The World Bank President Jim Kim has said that the next frontier for the World Bank is to 'help to advance a science of delivery'. And over on the ODI blog, the new Director Kevin Watkins praises Jim Kim for asking the right question but says the approach does not give sufficient weight to politics.

Speaking in Seattle recently I was challenged about my off-hand remark that ‘there is no science of delivery’, so I was relieved to see Kevin Watkins independently raising questions about the idea.

We have fantastic science in many fields, greater use of which would improve lives. This science ranges from bednets to fertilizers, and seeds to contraceptives. Jim Kim is right that in aid-financed projects, “most failures happen at delivery”.  He is right to ask what more we can do to ensure that more people have access to these advances.

And Kevin Watkins is right to say that power and politics are curiously absent from the narrative of delivery.  The obstacles are very often that marginalized communities have insufficient voice, and are excluded by bargains agreed between elites.

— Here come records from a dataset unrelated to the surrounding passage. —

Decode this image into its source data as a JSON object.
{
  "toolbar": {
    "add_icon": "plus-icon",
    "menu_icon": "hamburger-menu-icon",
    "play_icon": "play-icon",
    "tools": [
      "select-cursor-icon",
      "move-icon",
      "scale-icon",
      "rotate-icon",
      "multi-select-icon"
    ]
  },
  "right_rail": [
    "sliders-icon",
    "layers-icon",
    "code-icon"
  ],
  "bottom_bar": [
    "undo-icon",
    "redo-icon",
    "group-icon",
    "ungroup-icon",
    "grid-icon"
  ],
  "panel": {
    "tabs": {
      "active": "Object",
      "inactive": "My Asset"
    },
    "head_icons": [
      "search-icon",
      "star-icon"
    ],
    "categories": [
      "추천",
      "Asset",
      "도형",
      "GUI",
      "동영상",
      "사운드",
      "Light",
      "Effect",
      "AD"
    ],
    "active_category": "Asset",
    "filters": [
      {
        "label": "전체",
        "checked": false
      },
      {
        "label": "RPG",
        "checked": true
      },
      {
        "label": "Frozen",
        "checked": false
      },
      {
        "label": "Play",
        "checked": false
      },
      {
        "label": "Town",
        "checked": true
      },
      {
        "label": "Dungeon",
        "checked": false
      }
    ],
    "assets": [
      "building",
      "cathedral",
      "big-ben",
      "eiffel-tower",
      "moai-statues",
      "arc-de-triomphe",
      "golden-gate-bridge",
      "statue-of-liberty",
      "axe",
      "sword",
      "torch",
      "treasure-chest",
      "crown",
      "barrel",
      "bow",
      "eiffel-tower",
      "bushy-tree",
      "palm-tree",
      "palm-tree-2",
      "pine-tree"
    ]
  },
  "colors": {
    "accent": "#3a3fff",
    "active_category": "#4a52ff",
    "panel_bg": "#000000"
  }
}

But the problem of delivery is bigger than even Kevin Watkins and the ODI programme on ‘the politics of delivery’ recognize. The problem is not that we are ignoring politics; the problem is that we are ignoring complexity.

Consider the problem of eradicating polio. We have the science in the form of a polio vaccine, first developed more than sixty years ago. But reaching everybody with that vaccine turns out to be a complex problem. The challenges are not just finance, supply and logistics – problems which could be solved with enough managerial effort – but trust, incentives, education, attitude, history, religion, politics and power. 

One answer to this complexity is to study harder. We could try to understand more about traditional and religious politics, about attitudes to children, and so try to break down the problem into manageable parts (“first educate the religious leaders”).  Programmes on politics and delivery often seem to be advocating this kind of approach.

But this makes the same mistake as everyone else. Like everything, politics and power are endogenous. They co-evolve as education and attitudes change, as the economic structure changes, as technology changes. There is no ‘way in’ to delivery by solving the political problem.

If the idea of “science of delivery” means breaking the problem down into predictable, soluble parts, using rigorous evaluation and spreading best practice, then it is a doomed enterprise. It is doomed even if we extend our analysis to include politics and power. It is still a version of the waterfall model which is widely used by almost everyone in the aid industry. These problems simply cannot be solved that way. You cannot design solutions to complex problems: they can only be solved by adaptation and iteration.

Jim Kim gets this absolutely right when he says:

… I do not mean to suggest that we have ready-made solutions for every development problem. We do not, nor is this our goal. Rather, as a solutions bank, we will work with our partners, clients, and local communities to learn and promote a process of discovery. Through decades of development work I’ve learned that the best solutions to economic and social problems often lie with the individuals and communities coping with these challenges in their daily life.

In my view, the most promising avenues for the delivery of science is not a “science of delivery”, but something like the “Problem-Driven Iterative Adaptation”  proposed by Matt Andrews, Lant Pritchett, and Michael Woolcock.  Development Impact Bonds, an iteration of Social Impact Bonds which are now being developed, are a conscious effort to find ways to finance development programmes which create opportunities for this kind of iteration.

I spent part of my holiday in Silicon Valley, reconnecting with friends working in various dotcoms and start-ups.  Agile software development is all the rage there now.  It all began with the Manifesto for Agile Software Development written 12 years ago. Perhaps the time has come for a Manifesto for Agile Economic and Social Development?


CGD blog posts reflect the views of the authors, drawing on prior research and experience in their areas of expertise. CGD is a nonpartisan, independent organization and does not take institutional positions.